... If you are 20 and broke when your captain tells you that he is going to sail into a hurricane on a rotten boat and you can quit now if you don't like it- you say, "Man. I need this job. I don't know how else I'll get home. And if I do, they'll know I bailed out and nobody will give me another TS crew gig."
When you are forty, you say, "Captain, I want you to reconsider. I'm happy to crew for you but we need to find a better course or else I simply cannot go. I love this ship, but I will not die for it. It's a great boat and all, but it's a boat. And it's insured."
I guess you are missing a point. Maybe if he was a sailor he could just say: "the hell with it, I am not going to risk my live, I quit."

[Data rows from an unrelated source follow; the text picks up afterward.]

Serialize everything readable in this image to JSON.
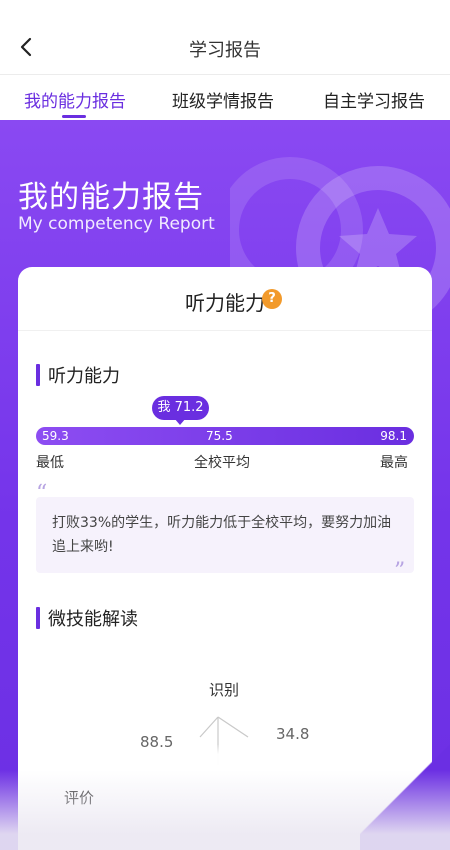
{
  "nav": {
    "title": "学习报告",
    "back_icon": "chevron-left-icon"
  },
  "tabs": [
    {
      "label": "我的能力报告",
      "active": true
    },
    {
      "label": "班级学情报告",
      "active": false
    },
    {
      "label": "自主学习报告",
      "active": false
    }
  ],
  "hero": {
    "title": "我的能力报告",
    "subtitle": "My competency Report",
    "decor_icon": "star-medal-icon"
  },
  "card": {
    "title": "听力能力",
    "help_label": "?",
    "section_title": "听力能力",
    "score": {
      "badge": "我 71.2",
      "value": 71.2,
      "min_value": "59.3",
      "avg_value": "75.5",
      "max_value": "98.1",
      "min_label": "最低",
      "avg_label": "全校平均",
      "max_label": "最高"
    },
    "quote": {
      "open_mark": "“",
      "close_mark": "”",
      "text": "打败33%的学生，听力能力低于全校平均，要努力加油追上来哟!"
    },
    "micro": {
      "section_title": "微技能解读",
      "axis_top": "识别",
      "axis_left": "评价",
      "value_right": "34.8",
      "value_left": "88.5"
    }
  },
  "colors": {
    "accent": "#6a2ee0",
    "hero_top": "#8a49f2",
    "hero_bottom": "#6b2fe3",
    "help": "#f29a2b",
    "quote_bg": "#f6f2fc"
  }
}
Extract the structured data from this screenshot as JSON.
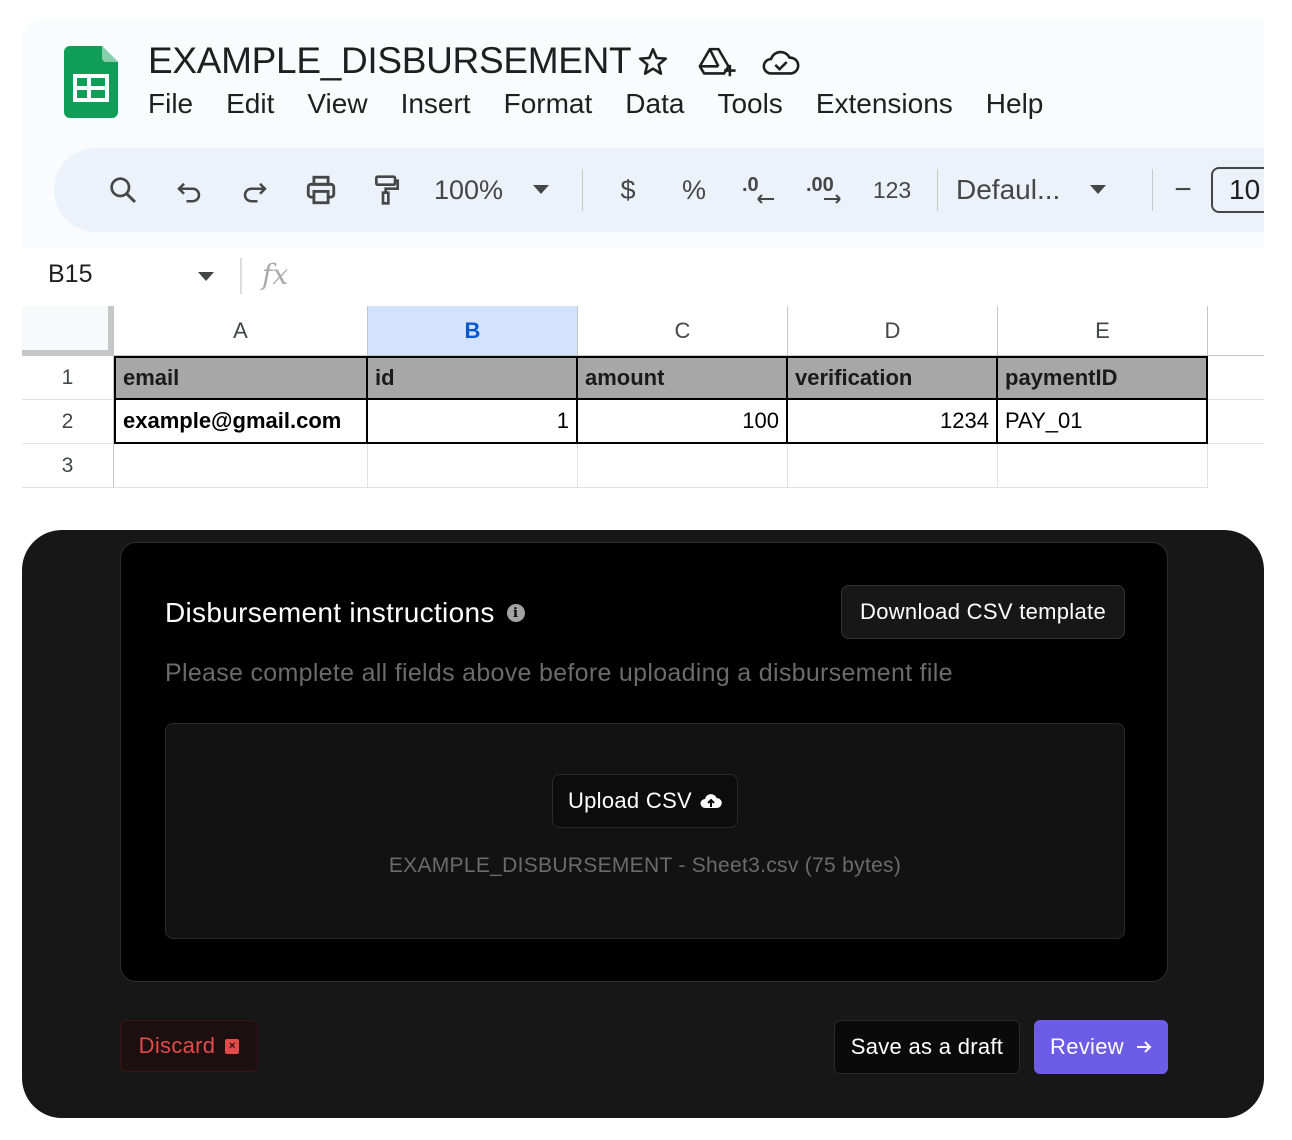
{
  "sheets": {
    "title": "EXAMPLE_DISBURSEMENT",
    "title_icons": [
      "star-icon",
      "move-to-drive-icon",
      "cloud-saved-icon"
    ],
    "menu": [
      "File",
      "Edit",
      "View",
      "Insert",
      "Format",
      "Data",
      "Tools",
      "Extensions",
      "Help"
    ],
    "toolbar": {
      "icons": [
        "search-icon",
        "undo-icon",
        "redo-icon",
        "print-icon",
        "paint-format-icon"
      ],
      "zoom": "100%",
      "currency": "$",
      "percent": "%",
      "decrease_decimal": ".0",
      "increase_decimal": ".00",
      "number_format": "123",
      "font": "Defaul...",
      "font_size_decrease": "−",
      "font_size": "10"
    },
    "formula_bar": {
      "name_box": "B15",
      "fx": "fx",
      "value": ""
    },
    "grid": {
      "columns": [
        "A",
        "B",
        "C",
        "D",
        "E"
      ],
      "selected_column": "B",
      "rows": [
        "1",
        "2",
        "3"
      ],
      "header_row": [
        "email",
        "id",
        "amount",
        "verification",
        "paymentID"
      ],
      "data_row": [
        "example@gmail.com",
        "1",
        "100",
        "1234",
        "PAY_01"
      ]
    }
  },
  "disbursement": {
    "title": "Disbursement instructions",
    "info_icon": "info-icon",
    "download_label": "Download CSV template",
    "note": "Please complete all fields above before uploading a disbursement file",
    "upload_label": "Upload CSV",
    "upload_icon": "cloud-upload-icon",
    "file_info": "EXAMPLE_DISBURSEMENT - Sheet3.csv (75 bytes)",
    "discard_label": "Discard",
    "draft_label": "Save as a draft",
    "review_label": "Review",
    "review_icon": "arrow-right-icon"
  },
  "colors": {
    "sheets_green": "#0f9d58",
    "selected_col": "#d3e3fd",
    "header_fill": "#a7a7a7",
    "dark_bg": "#171717",
    "review_purple": "#6d5ce6",
    "discard_red": "#e34b4b"
  }
}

But he is second in Command, tried to change the Captain judgement about sailing, he knows that he is going to sail with or without him, he knows that the crew revers the Captain and that it will go with him no matter what he does. He knows that he is one of the few with experience and that the chances to make it without him would be a lot smaller and he risks his life to give a better chance to the crew.
As Nolaton had pointed out, if the pumps were working 100%, if they had no problems at all, if they were lucky, as they were before, they may even have gotten away with it... one more time.... and his presence could be determinant to save the crew.
The time to quit would be after contributing to put the ship to safety (it turned out impossible) or immediately after the accident. I don't know if he was pressured not to do it, I don't know how much involved he was with that romantic connection with the Bounty's "family" and crew. It is hard to judge others when the involvement is not a rational one but an emotional one: They all considered Bounty to be their home and they were in love with the Ship.